True Crime Writing.COM
Check out the true crime podcast, "Twisted." Unraveling the Intricacies of True Crime, one podcast episode at a time. Case analysis, interviews, and insights into true crimes.
John W. Taylor writes in the true crime genre and has published numerous articles on unsolved cases, wrongful convictions, injustice, and various aspects of the darker side of human nature. He is the author of Umbrella of Suspicion: Investigating the Death of JonBenet Ramsey and Isolated Incident: Investigating the Death of Nancy Cooper published in 2012 and 2014, respectively. John is also a guest writer for "All Things Crime" Blog, Crime Traveller, and CourtJunkie. He is the executive producer and host of the podcast Twisted - Unraveling the Intricacies of True Crime. It is available through iTunes, Stitcher, iHeartRadio, and Libsyn. John is a licensed private investigator and former U.S. Secret Service agent. He currently resides in Raleigh, North Carolina.
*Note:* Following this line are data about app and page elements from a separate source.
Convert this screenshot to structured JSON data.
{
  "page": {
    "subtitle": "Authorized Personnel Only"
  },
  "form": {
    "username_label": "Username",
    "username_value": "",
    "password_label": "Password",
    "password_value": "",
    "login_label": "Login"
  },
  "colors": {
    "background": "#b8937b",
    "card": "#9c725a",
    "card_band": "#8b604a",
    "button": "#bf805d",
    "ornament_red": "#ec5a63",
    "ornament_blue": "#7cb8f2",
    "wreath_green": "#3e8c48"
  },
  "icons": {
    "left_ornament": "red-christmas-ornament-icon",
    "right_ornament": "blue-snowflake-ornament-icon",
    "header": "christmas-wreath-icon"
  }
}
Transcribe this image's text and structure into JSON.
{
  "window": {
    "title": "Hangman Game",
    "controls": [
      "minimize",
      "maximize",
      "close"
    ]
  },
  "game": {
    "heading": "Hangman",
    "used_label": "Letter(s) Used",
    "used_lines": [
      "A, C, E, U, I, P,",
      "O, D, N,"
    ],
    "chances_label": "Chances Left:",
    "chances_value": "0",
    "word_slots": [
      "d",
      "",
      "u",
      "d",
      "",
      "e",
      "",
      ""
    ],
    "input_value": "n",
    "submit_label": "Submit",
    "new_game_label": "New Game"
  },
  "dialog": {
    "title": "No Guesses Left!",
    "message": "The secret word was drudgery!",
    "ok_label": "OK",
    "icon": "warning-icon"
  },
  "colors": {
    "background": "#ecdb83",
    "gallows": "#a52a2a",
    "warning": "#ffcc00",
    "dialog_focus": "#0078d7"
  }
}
I continued to have a morbid fascination with psycho/sociopaths, which encompasses many infamous murderers. However, unsolved crimes garner my greatest interest because they are the ultimate puzzle, but with serious, real implications.
True crime writing is more about conveying information than providing entertainment. Though all writing must keep the reader engaged, true crime contains real people and real victims who have been hurt and abused. Creating a work of true crime must be respectful of those who were adversely affected by the crime(s). It is about providing the reader with the story without over- sensationalizing or glorifying horrific acts.
The true crime genre exposes many people to the horrific acts perpetrated by the few. It provides a window into an area most of us hope to never experience personally. Along with illustrating the bleaker side of humans, crime writing sheds light on the inner-workings of the judicial system and its many flaws. The criminal justice system needs to manage the delicate balance between seeking justice for the victims while protecting the rights of the accused. It is an unattainable balance, yet one that must be pursued.
Starting at about age 11, I became interested in a combination of true crime and abnormal psychology. While other kids were selecting age-appropriate fiction for book reports, I was reading about serial killers and hit men. Though I am not completely sure what drove my fascination, I was mainly trying to understand how someone could commit cold-blooded murder without emotion. I wanted to know what went through the mind of a person capable of murder. Luckily, I was not exposed to violence growing up in a small, Midwestern town. I did not regularly encounter sociopaths. It was a mystery and an unknown. Curiosity got the best of me and my leisure reading involved famous crimes, unsolved murders, and biographies of those who perpetrated such crimes.